Lunar Flashlight has communicated with mission controllers and confirmed it is healthy. About 53 minutes after launch, the small satellite, or SmallSat, was released from its dispenser to begin a four-month journey to the Moon to seek out surface water ice in permanently shadowed craters at the lunar South Pole.
“It was a beautiful launch,” said John Baker, the Lunar Flashlight project manager at NASA’s Jet Propulsion Laboratory (JPL) in Southern California. “The whole team is excited to see this small spacecraft do some big science in a few months’ time.”
While Lunar Flashlight will never return to Earth, the world hasn’t missed its last chance to see the briefcase-size spacecraft. Rendered in crisp detail, a 3D digital version of the solar-powered SmallSat has made its debut in NASA’s Eyes on the Solar System, the agency’s recently revamped visualization tool.
“As soon as the Lunar Flashlight mission reached space, Eyes began tracking it, just as it will throughout the SmallSat’s entire science mission,” said Jason Craig, visualization producer at JPL. “The system uses real trajectory data from the mission, so as Lunar Flashlight’s journey unfolds, you can see exactly where the SmallSat is.”
The spacecraft’s avatar is an exact model of the real thing, down to its four solar arrays, science instrument, and thrusters. With the drag of a finger or mouse, users can change their perspective of the SmallSat and see where it is in space, whether on its long trek to lunar orbit or when it’s zooming above the lunar surface, collecting science data.
To get close to the Moon’s surface, the SmallSat will employ what’s called a near-rectilinear halo orbit – designed for energy efficiency – that will take it within just 9 miles (15 kilometers) over the lunar South Pole and 43,000 miles (70,000 kilometers) away at its farthest point. Only one other spacecraft has employed this type of orbit: NASA’s Cislunar Autonomous Positioning System Technology Operations and Navigation Experiment (CAPSTONE) mission, which launched earlier this year and can also be viewed in NASA Eyes, including as it makes its closest passes over the lunar North Pole.
Lunar Ice Science
Lunar Flashlight will use a reflectometer equipped with four lasers that emit near-infrared light in wavelengths readily absorbed by surface water ice. This is the first time that multiple colored lasers will be used to seek out ice inside these dark regions on the Moon, which haven’t seen sunlight in billions of years. Should the lasers hit bare rock or regolith (broken rock and dust), the light will reflect back to the spacecraft. But if the target absorbs the light, that would indicate the presence of water ice. The greater the absorption, the more ice there may be.

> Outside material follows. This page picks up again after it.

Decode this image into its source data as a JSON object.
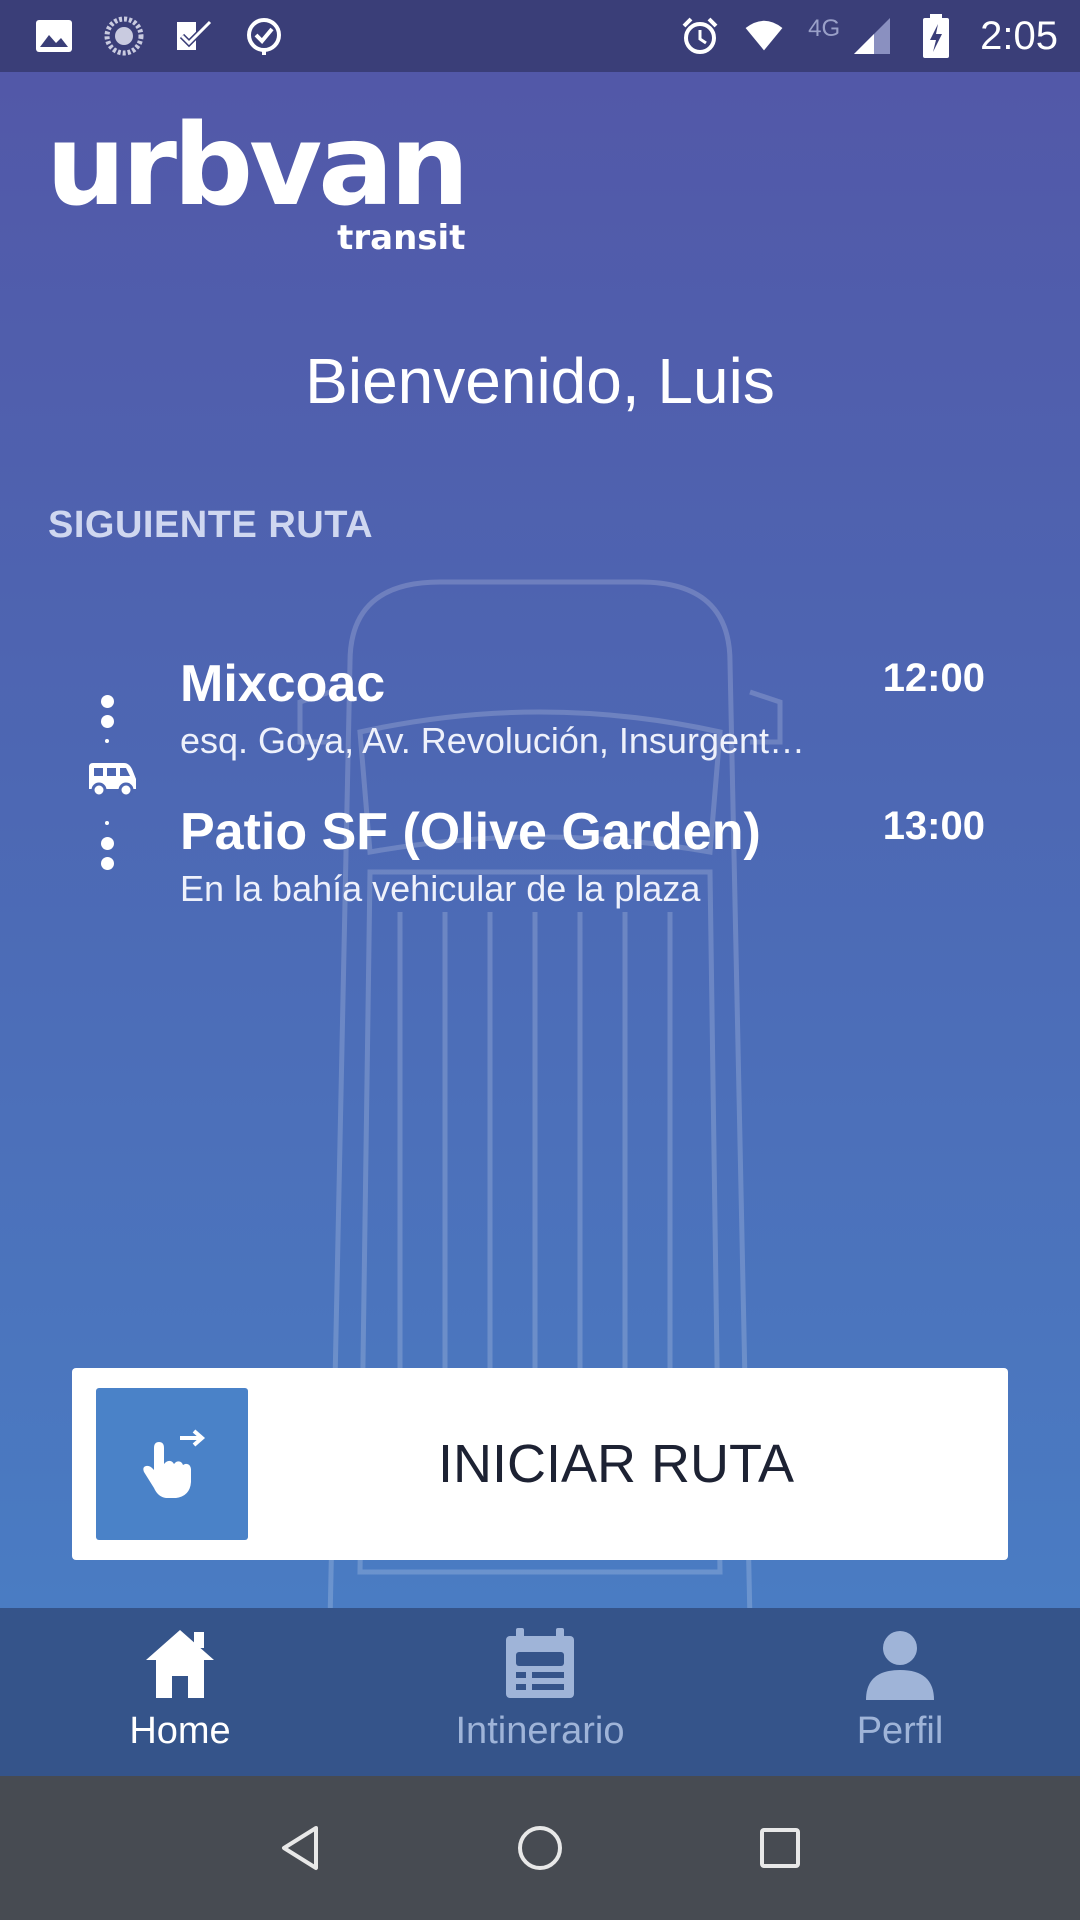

The science data collected by the mission will be compared with observations made by other lunar missions to help reveal the distribution of surface water ice on the Moon for potential use by future astronauts.
Lunar Flashlight will use a new kind of “green” propellant that is safer to transport and store than the commonly used in-space propellants such as hydrazine. In fact, the SmallSat will be the first interplanetary spacecraft to use this propellant, and one of the mission’s primary goals is to demonstrate this technology for future use. The propellant was successfully tested on a previous NASA technology demonstration mission in Earth orbit.

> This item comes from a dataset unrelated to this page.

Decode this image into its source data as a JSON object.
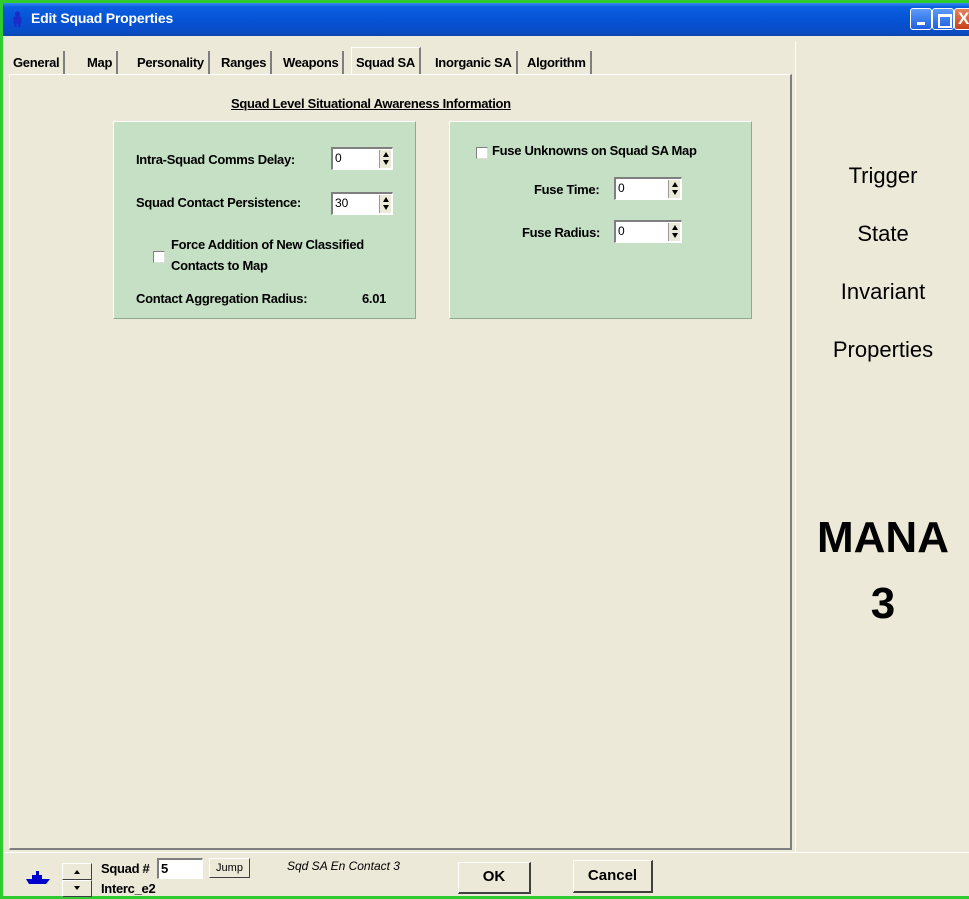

More About the Mission
Lunar Flashlight launched on a SpaceX Falcon 9 rocket as a rideshare with ispace’s HAKUTO-R Mission 1. Lunar Flashlight is managed for NASA by JPL, a division of Caltech in Pasadena, California. Barbara Cohen, the mission’s principal investigator, is based at NASA’s Goddard Space Flight Center in Greenbelt, Maryland. Lunar Flashlight will be operated by Georgia Tech, including graduate and undergraduate students. The Lunar Flashlight science team is distributed across multiple institutions, including Goddard, the University of California, Los Angeles, Johns Hopkins University Applied Physics Laboratory, and the University of Colorado.
The SmallSat’s propulsion system was developed by NASA’s Marshall Space Flight Center in Huntsville, Alabama, with development and integration support from Georgia Tech. NASA’s Small Business Innovation Research program funded component development from small businesses including Plasma Processes Inc. (Rubicon) for thruster development, Flight Works for pump development, and Beehive Industries (formerly Volunteer Aerospace) for specific 3D printed components. The Air Force Research Laboratory also contributed financially to the development of the Lunar Flashlight propulsion system. Lunar Flashlight is funded by the Small Spacecraft Technology program within NASA’s Space Technology Mission Directorate.